● **Data provided**:
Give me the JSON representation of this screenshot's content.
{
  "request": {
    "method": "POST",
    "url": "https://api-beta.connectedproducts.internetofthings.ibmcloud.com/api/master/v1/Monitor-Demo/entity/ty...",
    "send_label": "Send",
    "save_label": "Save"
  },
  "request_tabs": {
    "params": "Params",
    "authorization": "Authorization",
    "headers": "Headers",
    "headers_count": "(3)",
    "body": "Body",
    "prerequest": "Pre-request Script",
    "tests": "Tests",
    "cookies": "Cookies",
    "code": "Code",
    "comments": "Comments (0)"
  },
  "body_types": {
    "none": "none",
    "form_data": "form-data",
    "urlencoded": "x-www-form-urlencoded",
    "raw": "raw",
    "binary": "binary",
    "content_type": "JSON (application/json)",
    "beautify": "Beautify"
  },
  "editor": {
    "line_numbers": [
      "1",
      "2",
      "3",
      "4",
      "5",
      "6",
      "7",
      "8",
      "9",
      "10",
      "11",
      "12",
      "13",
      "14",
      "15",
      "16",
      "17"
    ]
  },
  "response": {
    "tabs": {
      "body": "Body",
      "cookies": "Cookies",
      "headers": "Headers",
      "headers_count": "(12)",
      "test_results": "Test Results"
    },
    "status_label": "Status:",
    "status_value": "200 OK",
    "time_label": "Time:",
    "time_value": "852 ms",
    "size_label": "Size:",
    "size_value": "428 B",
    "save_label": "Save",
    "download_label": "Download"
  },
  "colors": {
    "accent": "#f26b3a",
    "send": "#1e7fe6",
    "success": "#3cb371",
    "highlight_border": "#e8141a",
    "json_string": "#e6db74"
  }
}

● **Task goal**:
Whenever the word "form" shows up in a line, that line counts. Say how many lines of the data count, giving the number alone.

● **Task result**:
2